COVID-19 Vaccine Update - 03 March 21

3 March 2021

Latest Advice re COVID-19 Vaccine and Pregnancy

We have taken advice from RANZCOG (The Royal Australian & New Zealand College of Obstetrics and Gynecologists) about the COVID-19 Vaccine and Pregnancy/Fertility.

Summary: All available evidence on the COVID-19 vaccine and experience with vaccines in general indicates there is no reason to delay a vaccine while trying to become pregnant. 

  • For women who are pregnant and are at higher risk for an adverse reaction if infected with COVID-19, the vaccine is recommended.
  • For those without associated risk factors, the current guidance from RANZCOG is to wait to be vaccinated until there is more data available. 
  • In the absence of evidence on the safety or efficacy of the COVID-19 vaccines in pregnant women, the decision to receive vaccination rests solely with the pregnant woman following informed consultation with her midwife and/or doctor.

Webinar - COVID Vaccine for Pregnancy and Breast Feeding & Fertility - recording can be found here. 

More detail: 

The following advice takes into consideration: the low level of community transmission in Australia and New Zealand, which means RANZCOG is taking a more conservative approach to vaccination during pregnancy than similar groups in countries with high rates of community transmission.

It is expected that the large majority of pregnant women infected with COVID-19 will experience only mild or moderate cold/flu like symptoms. However, pregnant women are potentially at increased risk of complications from any respiratory disease due to the physiological changes that occur in pregnancy. These include reduced lung function, increased oxygen consumption and changed immunity. In particular, pregnant women with co-morbidities are at higher risk of hospital admission, ventilation and severe illness.

Based on known data from other similar vaccines, it is unlikely that COVID-19 vaccines pose a risk to a pregnant woman or her fetus. However, as pregnant and breastfeeding women have not been included in initial trials, data are very limited and our current knowledge is based on inadvertently exposed patients and the impact of the disease in an unvaccinated population.

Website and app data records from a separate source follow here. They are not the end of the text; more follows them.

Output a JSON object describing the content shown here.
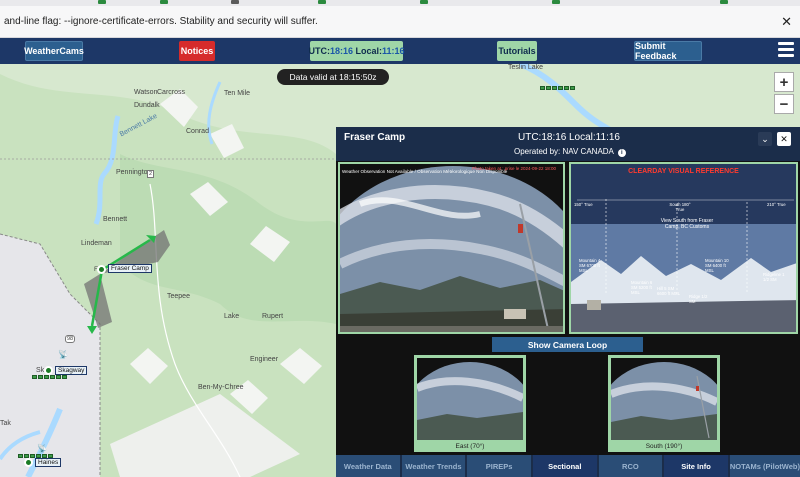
{
  "browser": {
    "warning": "and-line flag: --ignore-certificate-errors. Stability and security will suffer.",
    "close_icon": "close-icon",
    "tab_favicon_colors": [
      "#2b8a3e",
      "#2b8a3e",
      "#5b5b5b",
      "#2b8a3e",
      "#2b8a3e",
      "#2b8a3e",
      "#2b8a3e"
    ]
  },
  "nav": {
    "weathercams": "WeatherCams",
    "notices": "Notices",
    "utc_label": "UTC:",
    "utc_time": "18:16",
    "local_label": " Local:",
    "local_time": "11:16",
    "tutorials": "Tutorials",
    "feedback": "Submit Feedback",
    "menu_icon": "hamburger-menu-icon"
  },
  "map": {
    "validity": "Data valid at 18:15:50z",
    "zoom_in": "+",
    "zoom_out": "−",
    "places": [
      "Teslin Lake",
      "Carcross",
      "Ten Mile",
      "Watson",
      "Bennett Lake",
      "Dundalk",
      "Conrad",
      "Pennington",
      "Bennett",
      "Lindeman",
      "Teepee",
      "Lake",
      "Rupert",
      "Engineer",
      "Ben-My-Chree",
      "Sk",
      "Tak"
    ],
    "sites": [
      "Fraser Camp",
      "Skagway",
      "Haines"
    ],
    "markers": [
      "2",
      "98",
      "F"
    ],
    "colors": {
      "water": "#aadaff",
      "land": "#d7e8cf",
      "green": "#bcdcb4",
      "border": "#888888"
    }
  },
  "panel": {
    "site_name": "Fraser Camp",
    "utc": "UTC:18:16",
    "local": "Local:11:16",
    "operator": "Operated by: NAV CANADA",
    "collapse_icon": "chevron-down-icon",
    "close_icon": "close-icon",
    "info_icon": "info-icon",
    "camera_overlay": "Weather Observation Not Available / Observation Météorologique Non Disponible",
    "camera_timestamp": "Photo taken at : prise le 2024-09-22 18:00",
    "reference_title": "CLEARDAY VISUAL REFERENCE",
    "reference_note": "View South from Fraser Camp, BC Customs",
    "reference_bearings": [
      "150° True",
      "South 180° True",
      "210° True"
    ],
    "reference_peaks": [
      "Mountain 4 SM 6700 ft MSL",
      "Mountain 6 SM 5200 ft MSL",
      "Hill 5 SM 6600 ft MSL",
      "Ridge 1/2 SM",
      "Mountain 10 SM 6400 ft MSL",
      "Ridgeline 1 1/2 SM"
    ],
    "loop_button": "Show Camera Loop",
    "thumbnails": [
      {
        "caption": "East (70°)"
      },
      {
        "caption": "South (190°)"
      }
    ],
    "tabs": [
      "Weather Data",
      "Weather Trends",
      "PIREPs",
      "Sectional",
      "RCO",
      "Site Info",
      "NOTAMs (PilotWeb)"
    ],
    "active_tabs": [
      "Sectional",
      "Site Info"
    ]
  }
}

Although the available data do not indicate any safety concern or harm to pregnancy, there is insufficient evidence to recommend routine use of COVID-19 vaccines during pregnancy.  However, if a pregnant woman meets the definition of being particularly vulnerable, then she should discuss the option of COVID-19 vaccination with her obstetrician, GP and/or midwife. This is based on the observation that people with certain underlying medical conditions are at very high risk of experiencing serious complications of COVID-19.

The most likely relevant groups of pregnant women include:

  • Significant pre-existing medical conditions e.g. diabetes
  • Solid organ transplant recipients
  • Those with chronic respiratory conditions including cystic fibrosis and severe asthma
  • Those who have homozygous sickle cell disease
  • Those receiving immunosuppression therapies sufficient to significantly increase risk of infection
  • Those receiving dialysis or with advanced chronic kidney disease
  • Those with significant congenital or acquired heart disease

If you have further questions please contact your doctor/midwife or obstetrician. More reading can be found here the RANZCOG website